→ **WORK TO COMPLETE**
Line by line, output the entries below exactly as they appear.

══════════════════════════════

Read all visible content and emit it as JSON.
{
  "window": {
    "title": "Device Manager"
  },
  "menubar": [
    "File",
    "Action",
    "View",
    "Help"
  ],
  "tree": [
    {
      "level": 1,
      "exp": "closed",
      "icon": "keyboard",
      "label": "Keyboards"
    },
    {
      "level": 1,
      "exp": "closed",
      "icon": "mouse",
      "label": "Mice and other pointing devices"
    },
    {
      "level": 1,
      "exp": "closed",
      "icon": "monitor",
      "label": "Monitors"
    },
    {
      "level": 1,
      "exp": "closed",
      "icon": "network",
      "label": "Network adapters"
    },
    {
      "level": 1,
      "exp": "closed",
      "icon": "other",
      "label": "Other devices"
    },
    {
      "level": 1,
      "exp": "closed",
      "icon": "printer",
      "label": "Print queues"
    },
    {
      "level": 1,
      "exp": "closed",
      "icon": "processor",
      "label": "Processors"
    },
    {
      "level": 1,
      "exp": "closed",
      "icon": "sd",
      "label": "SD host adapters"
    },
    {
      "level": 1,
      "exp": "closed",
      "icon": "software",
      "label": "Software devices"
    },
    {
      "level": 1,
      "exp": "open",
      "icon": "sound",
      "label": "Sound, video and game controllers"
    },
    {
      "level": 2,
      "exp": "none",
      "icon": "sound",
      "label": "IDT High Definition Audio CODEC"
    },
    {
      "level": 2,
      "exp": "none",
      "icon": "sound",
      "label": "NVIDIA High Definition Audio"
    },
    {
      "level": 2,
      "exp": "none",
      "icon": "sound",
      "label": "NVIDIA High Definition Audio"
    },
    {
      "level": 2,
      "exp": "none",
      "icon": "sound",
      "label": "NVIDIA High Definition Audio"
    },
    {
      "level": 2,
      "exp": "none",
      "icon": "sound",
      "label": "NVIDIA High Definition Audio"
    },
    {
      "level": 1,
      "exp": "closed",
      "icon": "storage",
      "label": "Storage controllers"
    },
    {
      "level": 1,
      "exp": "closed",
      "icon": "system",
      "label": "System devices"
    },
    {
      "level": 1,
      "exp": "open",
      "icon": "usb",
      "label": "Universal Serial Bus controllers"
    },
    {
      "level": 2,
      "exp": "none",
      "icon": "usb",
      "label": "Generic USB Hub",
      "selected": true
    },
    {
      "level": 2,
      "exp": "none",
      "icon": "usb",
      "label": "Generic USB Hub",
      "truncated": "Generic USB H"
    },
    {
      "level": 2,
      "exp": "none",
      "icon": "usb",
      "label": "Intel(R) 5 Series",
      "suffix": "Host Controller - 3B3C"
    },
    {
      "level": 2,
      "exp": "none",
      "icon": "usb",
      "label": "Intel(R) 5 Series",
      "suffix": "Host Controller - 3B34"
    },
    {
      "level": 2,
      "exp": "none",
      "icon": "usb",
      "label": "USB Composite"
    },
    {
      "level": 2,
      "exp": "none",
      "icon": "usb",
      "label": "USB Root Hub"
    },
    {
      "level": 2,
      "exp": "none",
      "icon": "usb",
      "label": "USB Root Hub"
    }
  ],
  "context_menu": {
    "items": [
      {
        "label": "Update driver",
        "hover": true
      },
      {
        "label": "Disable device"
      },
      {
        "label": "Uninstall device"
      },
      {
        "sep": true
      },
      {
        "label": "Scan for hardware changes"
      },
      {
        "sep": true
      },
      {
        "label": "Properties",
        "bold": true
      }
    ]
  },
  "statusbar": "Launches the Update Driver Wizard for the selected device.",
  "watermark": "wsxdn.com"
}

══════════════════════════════

→ **ANSWER BOX**
Read all visible content and emit it as JSON.
{
  "window": {
    "title": "Device Manager"
  },
  "menubar": [
    "File",
    "Action",
    "View",
    "Help"
  ],
  "tree": [
    {
      "level": 1,
      "exp": "closed",
      "icon": "keyboard",
      "label": "Keyboards"
    },
    {
      "level": 1,
      "exp": "closed",
      "icon": "mouse",
      "label": "Mice and other pointing devices"
    },
    {
      "level": 1,
      "exp": "closed",
      "icon": "monitor",
      "label": "Monitors"
    },
    {
      "level": 1,
      "exp": "closed",
      "icon": "network",
      "label": "Network adapters"
    },
    {
      "level": 1,
      "exp": "closed",
      "icon": "other",
      "label": "Other devices"
    },
    {
      "level": 1,
      "exp": "closed",
      "icon": "printer",
      "label": "Print queues"
    },
    {
      "level": 1,
      "exp": "closed",
      "icon": "processor",
      "label": "Processors"
    },
    {
      "level": 1,
      "exp": "closed",
      "icon": "sd",
      "label": "SD host adapters"
    },
    {
      "level": 1,
      "exp": "closed",
      "icon": "software",
      "label": "Software devices"
    },
    {
      "level": 1,
      "exp": "open",
      "icon": "sound",
      "label": "Sound, video and game controllers"
    },
    {
      "level": 2,
      "exp": "none",
      "icon": "sound",
      "label": "IDT High Definition Audio CODEC"
    },
    {
      "level": 2,
      "exp": "none",
      "icon": "sound",
      "label": "NVIDIA High Definition Audio"
    },
    {
      "level": 2,
      "exp": "none",
      "icon": "sound",
      "label": "NVIDIA High Definition Audio"
    },
    {
      "level": 2,
      "exp": "none",
      "icon": "sound",
      "label": "NVIDIA High Definition Audio"
    },
    {
      "level": 2,
      "exp": "none",
      "icon": "sound",
      "label": "NVIDIA High Definition Audio"
    },
    {
      "level": 1,
      "exp": "closed",
      "icon": "storage",
      "label": "Storage controllers"
    },
    {
      "level": 1,
      "exp": "closed",
      "icon": "system",
      "label": "System devices"
    },
    {
      "level": 1,
      "exp": "open",
      "icon": "usb",
      "label": "Universal Serial Bus controllers"
    },
    {
      "level": 2,
      "exp": "none",
      "icon": "usb",
      "label": "Generic USB Hub",
      "selected": true
    },
    {
      "level": 2,
      "exp": "none",
      "icon": "usb",
      "label": "Generic USB Hub",
      "truncated": "Generic USB H"
    },
    {
      "level": 2,
      "exp": "none",
      "icon": "usb",
      "label": "Intel(R) 5 Series",
      "suffix": "Host Controller - 3B3C"
    },
    {
      "level": 2,
      "exp": "none",
      "icon": "usb",
      "label": "Intel(R) 5 Series",
      "suffix": "Host Controller - 3B34"
    },
    {
      "level": 2,
      "exp": "none",
      "icon": "usb",
      "label": "USB Composite"
    },
    {
      "level": 2,
      "exp": "none",
      "icon": "usb",
      "label": "USB Root Hub"
    },
    {
      "level": 2,
      "exp": "none",
      "icon": "usb",
      "label": "USB Root Hub"
    }
  ],
  "context_menu": {
    "items": [
      {
        "label": "Update driver",
        "hover": true
      },
      {
        "label": "Disable device"
      },
      {
        "label": "Uninstall device"
      },
      {
        "sep": true
      },
      {
        "label": "Scan for hardware changes"
      },
      {
        "sep": true
      },
      {
        "label": "Properties",
        "bold": true
      }
    ]
  },
  "statusbar": "Launches the Update Driver Wizard for the selected device.",
  "watermark": "wsxdn.com"
}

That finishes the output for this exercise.